DIRECTIONS: Leaving out the pictures, write the following records exactly as they read.

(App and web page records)
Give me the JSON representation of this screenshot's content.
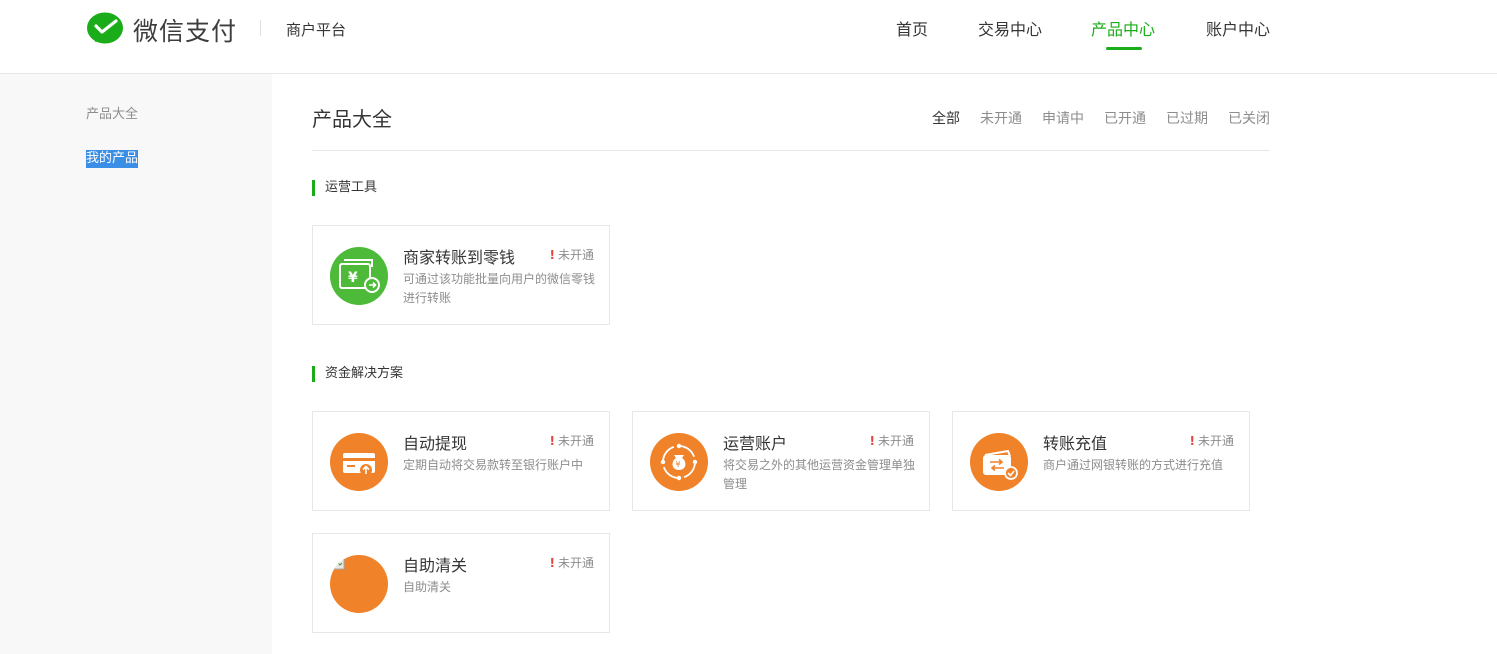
{
  "header": {
    "brand": "微信支付",
    "platform": "商户平台",
    "nav": [
      "首页",
      "交易中心",
      "产品中心",
      "账户中心"
    ],
    "active_nav": "产品中心"
  },
  "sidebar": {
    "items": [
      "产品大全",
      "我的产品"
    ],
    "active_item": "我的产品"
  },
  "main": {
    "title": "产品大全",
    "filters": [
      "全部",
      "未开通",
      "申请中",
      "已开通",
      "已过期",
      "已关闭"
    ],
    "active_filter": "全部",
    "sections": [
      {
        "title": "运营工具",
        "cards": [
          {
            "name": "商家转账到零钱",
            "status": "未开通",
            "desc": "可通过该功能批量向用户的微信零钱进行转账",
            "icon": "wallet-transfer-icon",
            "icon_color": "#4dba39"
          }
        ]
      },
      {
        "title": "资金解决方案",
        "cards": [
          {
            "name": "自动提现",
            "status": "未开通",
            "desc": "定期自动将交易款转至银行账户中",
            "icon": "card-withdraw-icon",
            "icon_color": "#f0822a"
          },
          {
            "name": "运营账户",
            "status": "未开通",
            "desc": "将交易之外的其他运营资金管理单独管理",
            "icon": "money-bag-icon",
            "icon_color": "#f0822a"
          },
          {
            "name": "转账充值",
            "status": "未开通",
            "desc": "商户通过网银转账的方式进行充值",
            "icon": "wallet-recharge-icon",
            "icon_color": "#f0822a"
          },
          {
            "name": "自助清关",
            "status": "未开通",
            "desc": "自助清关",
            "icon": "broken-image-icon",
            "icon_color": "#f0822a"
          }
        ]
      }
    ]
  },
  "colors": {
    "accent": "#1aad19",
    "selection": "#3a8ee6",
    "warning": "#e64340"
  }
}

EXERCISE SOLUTION:
Give me the JSON representation of this screenshot's content.
{
  "header": {
    "brand": "微信支付",
    "platform": "商户平台",
    "nav": [
      "首页",
      "交易中心",
      "产品中心",
      "账户中心"
    ],
    "active_nav": "产品中心"
  },
  "sidebar": {
    "items": [
      "产品大全",
      "我的产品"
    ],
    "active_item": "我的产品"
  },
  "main": {
    "title": "产品大全",
    "filters": [
      "全部",
      "未开通",
      "申请中",
      "已开通",
      "已过期",
      "已关闭"
    ],
    "active_filter": "全部",
    "sections": [
      {
        "title": "运营工具",
        "cards": [
          {
            "name": "商家转账到零钱",
            "status": "未开通",
            "desc": "可通过该功能批量向用户的微信零钱进行转账",
            "icon": "wallet-transfer-icon",
            "icon_color": "#4dba39"
          }
        ]
      },
      {
        "title": "资金解决方案",
        "cards": [
          {
            "name": "自动提现",
            "status": "未开通",
            "desc": "定期自动将交易款转至银行账户中",
            "icon": "card-withdraw-icon",
            "icon_color": "#f0822a"
          },
          {
            "name": "运营账户",
            "status": "未开通",
            "desc": "将交易之外的其他运营资金管理单独管理",
            "icon": "money-bag-icon",
            "icon_color": "#f0822a"
          },
          {
            "name": "转账充值",
            "status": "未开通",
            "desc": "商户通过网银转账的方式进行充值",
            "icon": "wallet-recharge-icon",
            "icon_color": "#f0822a"
          },
          {
            "name": "自助清关",
            "status": "未开通",
            "desc": "自助清关",
            "icon": "broken-image-icon",
            "icon_color": "#f0822a"
          }
        ]
      }
    ]
  },
  "colors": {
    "accent": "#1aad19",
    "selection": "#3a8ee6",
    "warning": "#e64340"
  }
}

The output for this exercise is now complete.